┌────────

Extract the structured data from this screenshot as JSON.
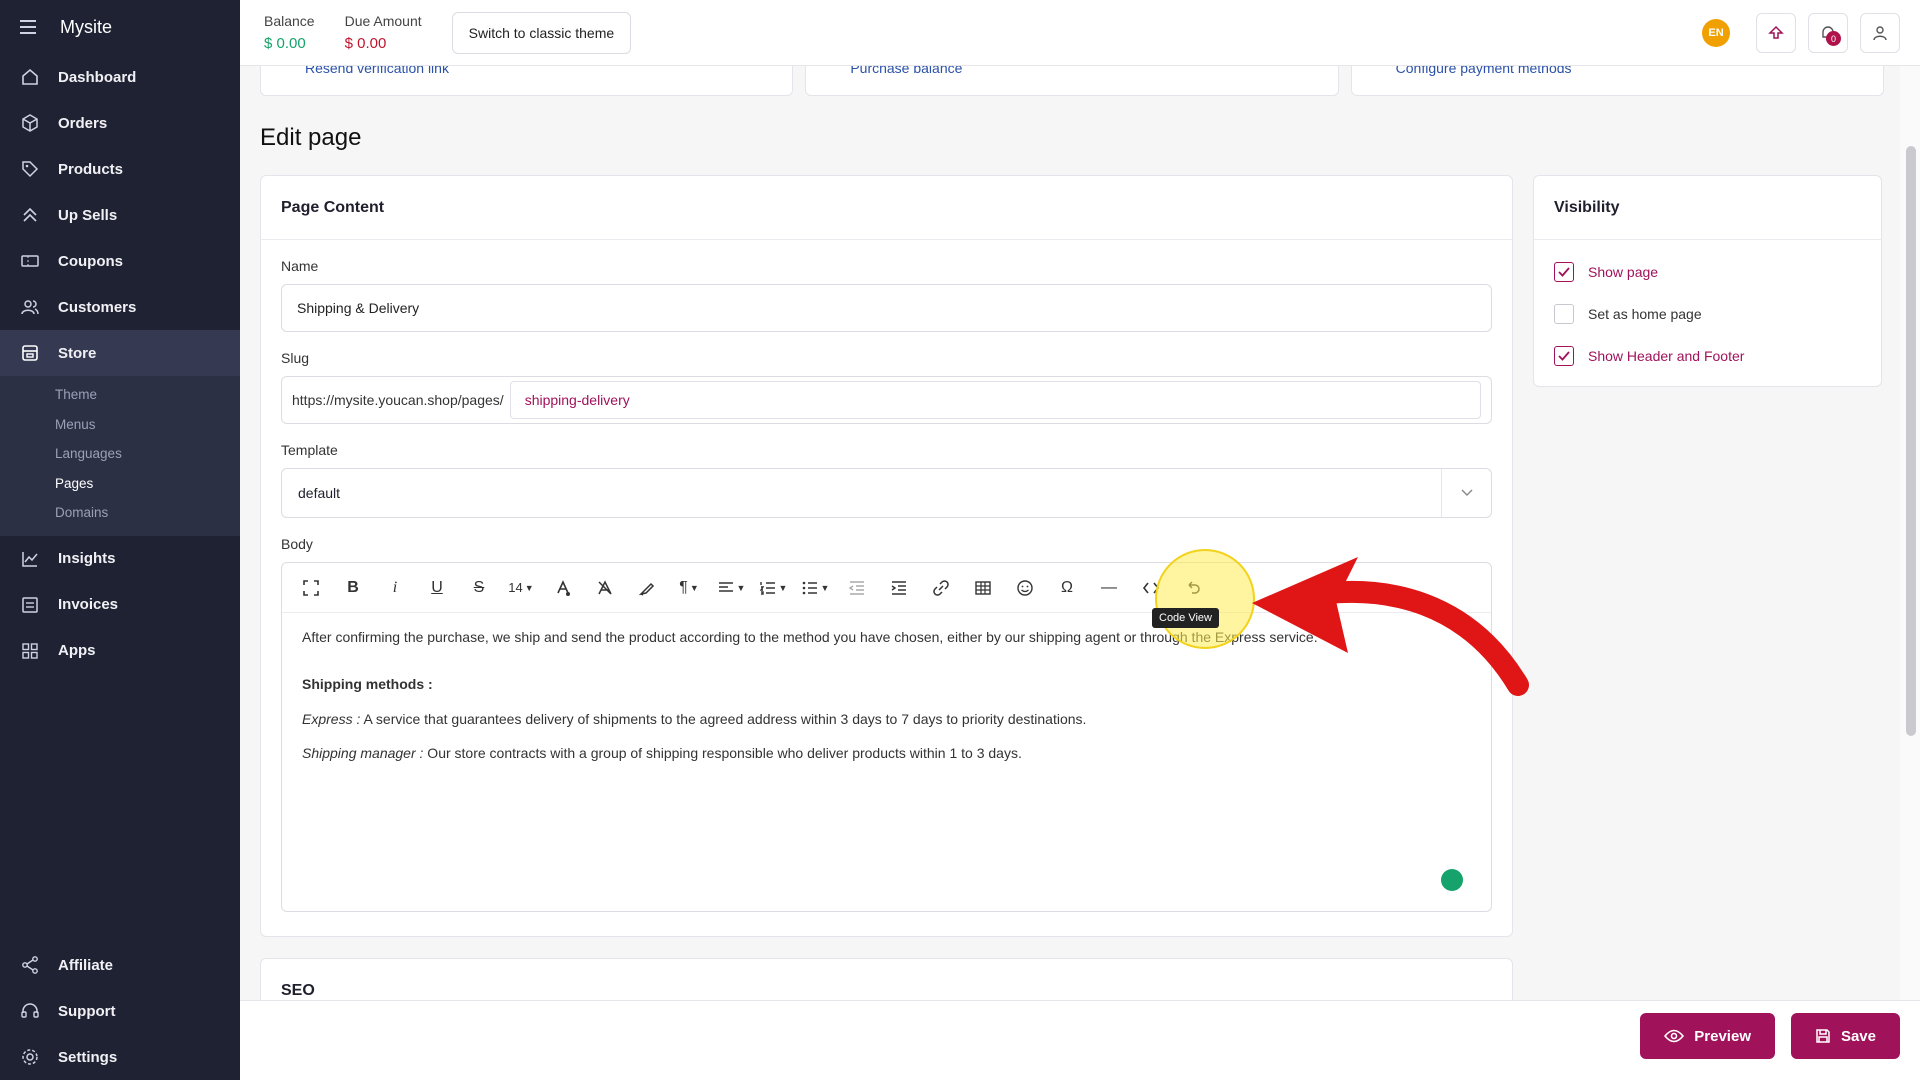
{
  "app": {
    "name": "Mysite"
  },
  "sidebar": {
    "items": [
      {
        "label": "Dashboard",
        "icon": "home-icon"
      },
      {
        "label": "Orders",
        "icon": "box-icon"
      },
      {
        "label": "Products",
        "icon": "tag-icon"
      },
      {
        "label": "Up Sells",
        "icon": "chevrons-up-icon"
      },
      {
        "label": "Coupons",
        "icon": "ticket-icon"
      },
      {
        "label": "Customers",
        "icon": "users-icon"
      }
    ],
    "store": {
      "label": "Store",
      "sub": [
        "Theme",
        "Menus",
        "Languages",
        "Pages",
        "Domains"
      ],
      "active_sub": "Pages"
    },
    "items2": [
      {
        "label": "Insights",
        "icon": "chart-icon"
      },
      {
        "label": "Invoices",
        "icon": "invoice-icon"
      },
      {
        "label": "Apps",
        "icon": "grid-icon"
      }
    ],
    "bottom": [
      {
        "label": "Affiliate",
        "icon": "share-icon"
      },
      {
        "label": "Support",
        "icon": "headset-icon"
      },
      {
        "label": "Settings",
        "icon": "gear-icon"
      }
    ]
  },
  "topbar": {
    "balance_label": "Balance",
    "balance_value": "$ 0.00",
    "due_label": "Due Amount",
    "due_value": "$ 0.00",
    "switch_label": "Switch to classic theme",
    "lang": "EN",
    "notif_count": "0"
  },
  "alerts": [
    "Resend verification link",
    "Purchase balance",
    "Configure payment methods"
  ],
  "page_title": "Edit page",
  "content": {
    "heading": "Page Content",
    "name_label": "Name",
    "name_value": "Shipping & Delivery",
    "slug_label": "Slug",
    "slug_prefix": "https://mysite.youcan.shop/pages/",
    "slug_value": "shipping-delivery",
    "template_label": "Template",
    "template_value": "default",
    "body_label": "Body",
    "font_size": "14",
    "tooltip": "Code View",
    "body": {
      "p1": "After confirming the purchase, we ship and send the product according to the method you have chosen, either by our shipping agent or through the Express service.",
      "h": "Shipping methods :",
      "p2_em": "Express :",
      "p2": " A service that guarantees delivery of shipments to the agreed address within 3 days to 7 days to priority destinations.",
      "p3_em": "Shipping manager :",
      "p3": " Our store contracts with a group of shipping responsible who deliver products within 1 to 3 days."
    }
  },
  "seo": {
    "heading": "SEO"
  },
  "visibility": {
    "heading": "Visibility",
    "items": [
      {
        "label": "Show page",
        "checked": true
      },
      {
        "label": "Set as home page",
        "checked": false
      },
      {
        "label": "Show Header and Footer",
        "checked": true
      }
    ]
  },
  "actions": {
    "preview": "Preview",
    "save": "Save"
  },
  "colors": {
    "accent": "#a0125a",
    "sidebar_bg": "#1f2233",
    "green": "#15a36b",
    "red": "#c0152f"
  }
}
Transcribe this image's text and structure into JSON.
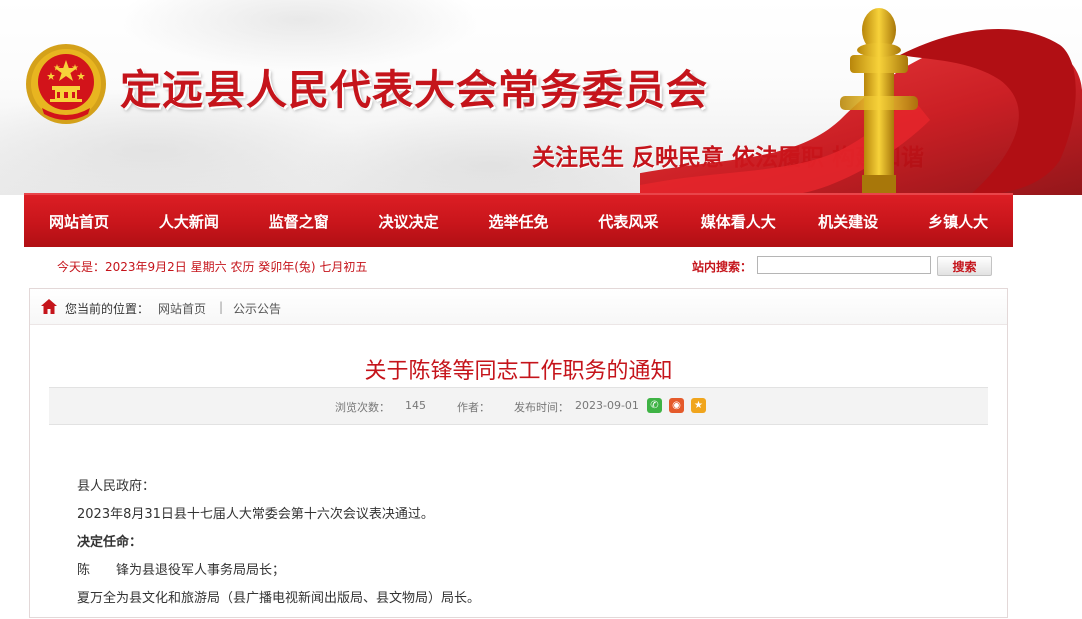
{
  "header": {
    "site_title": "定远县人民代表大会常务委员会",
    "slogan": "关注民生 反映民意 依法履职 构建和谐"
  },
  "nav": {
    "items": [
      "网站首页",
      "人大新闻",
      "监督之窗",
      "决议决定",
      "选举任免",
      "代表风采",
      "媒体看人大",
      "机关建设",
      "乡镇人大"
    ]
  },
  "infobar": {
    "today": "今天是：2023年9月2日 星期六 农历 癸卯年(兔) 七月初五",
    "search_label": "站内搜索：",
    "search_value": "",
    "search_button": "搜索"
  },
  "breadcrumb": {
    "lead": "您当前的位置：",
    "items": [
      "网站首页",
      "公示公告"
    ],
    "separator": "|"
  },
  "article": {
    "title": "关于陈锋等同志工作职务的通知",
    "views_label": "浏览次数：",
    "views": "145",
    "author_label": "作者：",
    "author": "",
    "published_label": "发布时间：",
    "published": "2023-09-01",
    "share_icons": [
      "wechat-icon",
      "weibo-icon",
      "favorite-icon"
    ],
    "paragraphs": [
      "县人民政府：",
      "2023年8月31日县十七届人大常委会第十六次会议表决通过。",
      "决定任命：",
      "陈　　锋为县退役军人事务局局长；",
      "夏万全为县文化和旅游局（县广播电视新闻出版局、县文物局）局长。"
    ]
  },
  "colors": {
    "brand_red": "#c5141b",
    "nav_red": "#c8151b",
    "wechat": "#3fb345",
    "weibo": "#e55a2b",
    "favorite": "#f0a51d"
  }
}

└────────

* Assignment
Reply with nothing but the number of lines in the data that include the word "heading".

* Reply
3